[[ Given records open ]]

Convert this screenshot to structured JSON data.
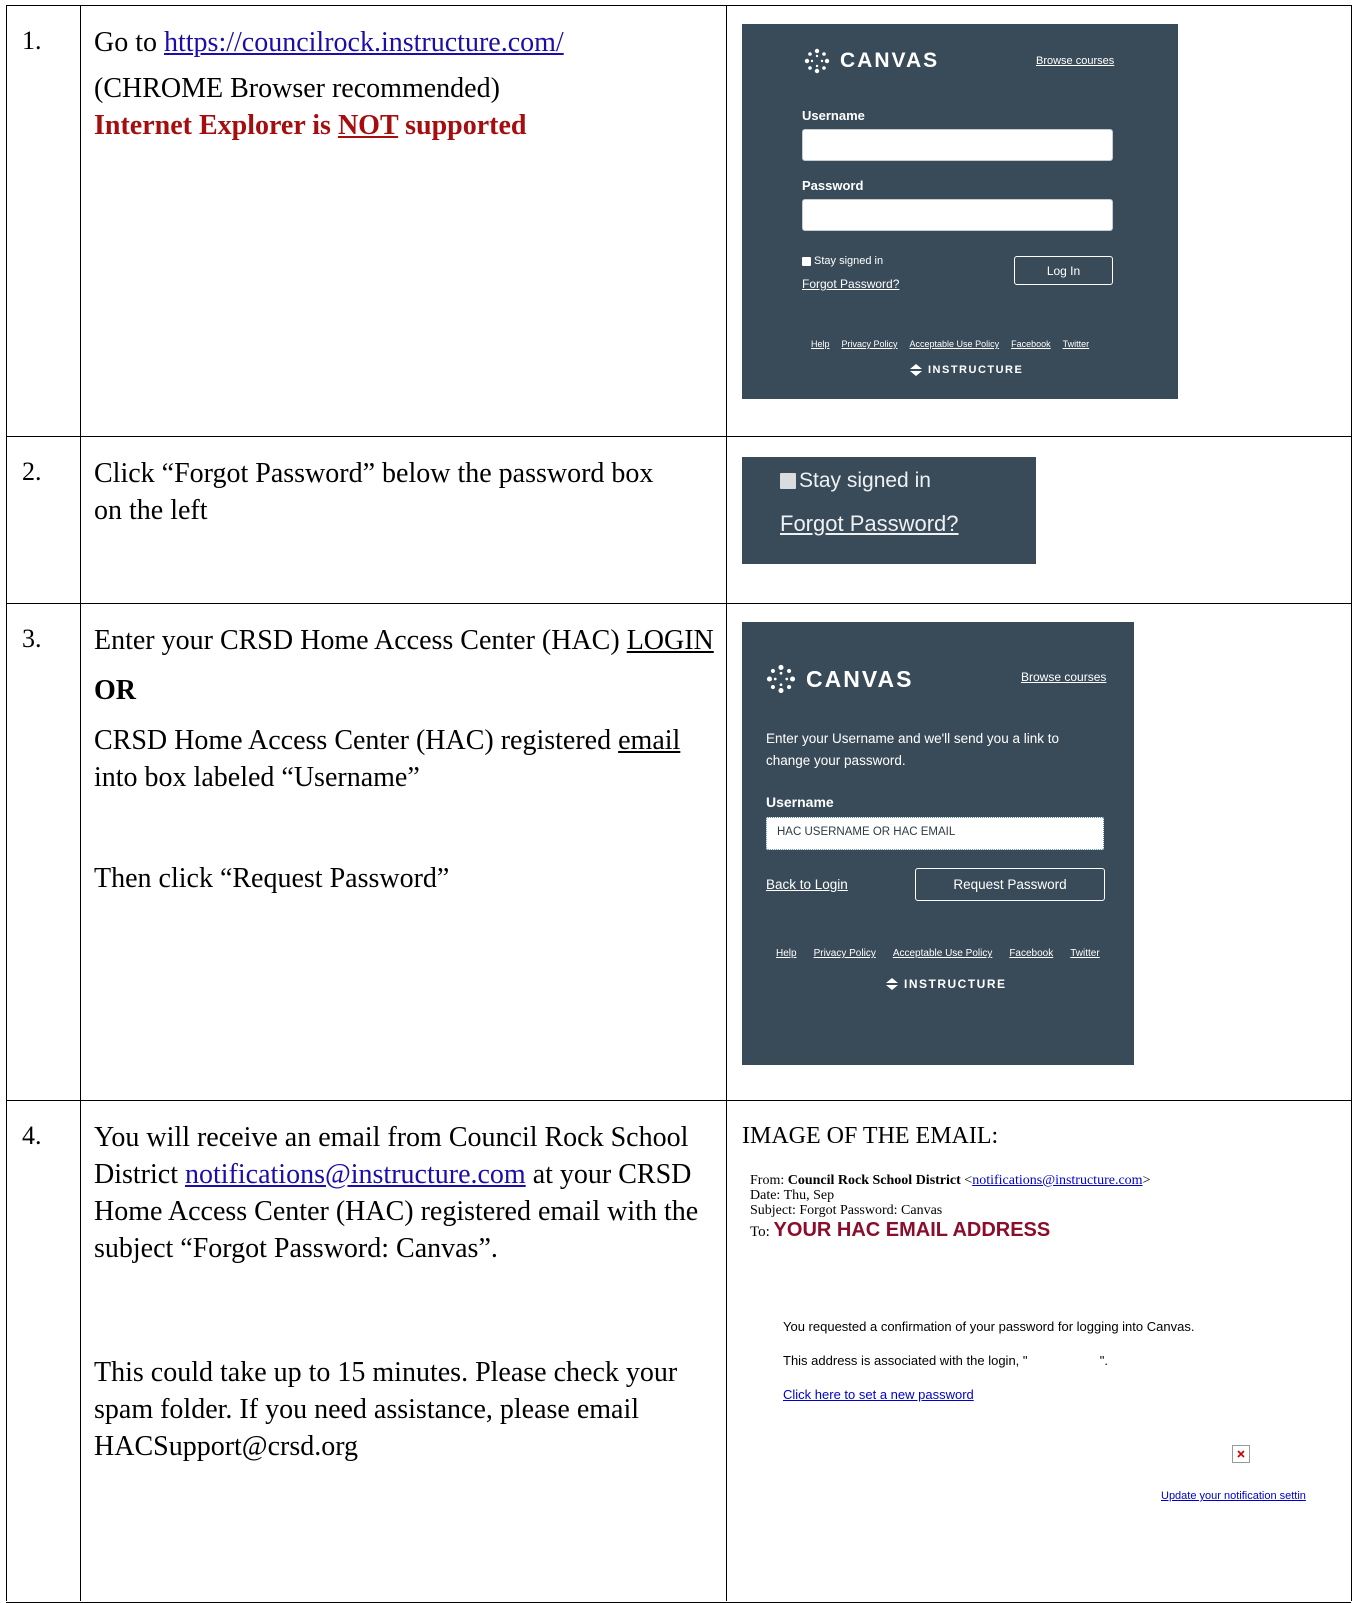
{
  "rows": [
    {
      "number": "1.",
      "text_prefix": "Go to ",
      "link": "https://councilrock.instructure.com/",
      "line2": "(CHROME Browser recommended)",
      "warning_a": "Internet Explorer is ",
      "warning_not": "NOT",
      "warning_b": " supported"
    },
    {
      "number": "2.",
      "text": "Click “Forgot Password” below the password box on the left"
    },
    {
      "number": "3.",
      "line1": "Enter your CRSD Home Access Center (HAC) ",
      "login": "LOGIN",
      "or": "OR",
      "line3a": "CRSD Home Access Center (HAC) registered ",
      "email_word": "email",
      "line3b": " into box labeled “Username”",
      "line4": "Then click “Request Password”"
    },
    {
      "number": "4.",
      "p1a": "You will receive an email from Council Rock School District ",
      "p1_link": "notifications@instructure.com",
      "p1b": " at your CRSD Home Access Center (HAC) registered email with the subject “Forgot Password: Canvas”.",
      "p2": "This could take up to 15 minutes.  Please check your spam folder.  If you need assistance, please email HACSupport@crsd.org"
    }
  ],
  "canvas_login": {
    "brand": "CANVAS",
    "browse": "Browse courses",
    "username_label": "Username",
    "password_label": "Password",
    "stay_signed_in": "Stay signed in",
    "forgot": "Forgot Password?",
    "login_button": "Log In",
    "footer": [
      "Help",
      "Privacy Policy",
      "Acceptable Use Policy",
      "Facebook",
      "Twitter"
    ],
    "instructure": "INSTRUCTURE"
  },
  "canvas_forgot": {
    "brand": "CANVAS",
    "browse": "Browse courses",
    "instructions": "Enter your Username and we'll send you a link to change your password.",
    "username_label": "Username",
    "username_value": "HAC USERNAME OR HAC EMAIL",
    "back": "Back to Login",
    "request_button": "Request Password",
    "footer": [
      "Help",
      "Privacy Policy",
      "Acceptable Use Policy",
      "Facebook",
      "Twitter"
    ],
    "instructure": "INSTRUCTURE"
  },
  "email": {
    "caption": "IMAGE OF THE EMAIL:",
    "from_label": "From: ",
    "from_name": "Council Rock School District",
    "from_addr": "notifications@instructure.com",
    "date": "Date: Thu, Sep",
    "subject": "Subject: Forgot Password: Canvas",
    "to_label": "To: ",
    "to_value": "YOUR HAC EMAIL ADDRESS",
    "body1": "You requested a confirmation of your password for logging into Canvas.",
    "body2": "This address is associated with the login, \"                    \".",
    "link": "Click here to set a new password",
    "footer_link": "Update your notification settin"
  },
  "colors": {
    "canvas_bg": "#394b58",
    "warning_red": "#a50e0e",
    "email_red": "#8b0d2b",
    "link_blue": "#1a0dab"
  }
}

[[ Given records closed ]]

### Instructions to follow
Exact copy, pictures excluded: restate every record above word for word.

### Result below
Convert this screenshot to structured JSON data.
{
  "rows": [
    {
      "number": "1.",
      "text_prefix": "Go to ",
      "link": "https://councilrock.instructure.com/",
      "line2": "(CHROME Browser recommended)",
      "warning_a": "Internet Explorer is ",
      "warning_not": "NOT",
      "warning_b": " supported"
    },
    {
      "number": "2.",
      "text": "Click “Forgot Password” below the password box on the left"
    },
    {
      "number": "3.",
      "line1": "Enter your CRSD Home Access Center (HAC) ",
      "login": "LOGIN",
      "or": "OR",
      "line3a": "CRSD Home Access Center (HAC) registered ",
      "email_word": "email",
      "line3b": " into box labeled “Username”",
      "line4": "Then click “Request Password”"
    },
    {
      "number": "4.",
      "p1a": "You will receive an email from Council Rock School District ",
      "p1_link": "notifications@instructure.com",
      "p1b": " at your CRSD Home Access Center (HAC) registered email with the subject “Forgot Password: Canvas”.",
      "p2": "This could take up to 15 minutes.  Please check your spam folder.  If you need assistance, please email HACSupport@crsd.org"
    }
  ],
  "canvas_login": {
    "brand": "CANVAS",
    "browse": "Browse courses",
    "username_label": "Username",
    "password_label": "Password",
    "stay_signed_in": "Stay signed in",
    "forgot": "Forgot Password?",
    "login_button": "Log In",
    "footer": [
      "Help",
      "Privacy Policy",
      "Acceptable Use Policy",
      "Facebook",
      "Twitter"
    ],
    "instructure": "INSTRUCTURE"
  },
  "canvas_forgot": {
    "brand": "CANVAS",
    "browse": "Browse courses",
    "instructions": "Enter your Username and we'll send you a link to change your password.",
    "username_label": "Username",
    "username_value": "HAC USERNAME OR HAC EMAIL",
    "back": "Back to Login",
    "request_button": "Request Password",
    "footer": [
      "Help",
      "Privacy Policy",
      "Acceptable Use Policy",
      "Facebook",
      "Twitter"
    ],
    "instructure": "INSTRUCTURE"
  },
  "email": {
    "caption": "IMAGE OF THE EMAIL:",
    "from_label": "From: ",
    "from_name": "Council Rock School District",
    "from_addr": "notifications@instructure.com",
    "date": "Date: Thu, Sep",
    "subject": "Subject: Forgot Password: Canvas",
    "to_label": "To: ",
    "to_value": "YOUR HAC EMAIL ADDRESS",
    "body1": "You requested a confirmation of your password for logging into Canvas.",
    "body2": "This address is associated with the login, \"                    \".",
    "link": "Click here to set a new password",
    "footer_link": "Update your notification settin"
  },
  "colors": {
    "canvas_bg": "#394b58",
    "warning_red": "#a50e0e",
    "email_red": "#8b0d2b",
    "link_blue": "#1a0dab"
  }
}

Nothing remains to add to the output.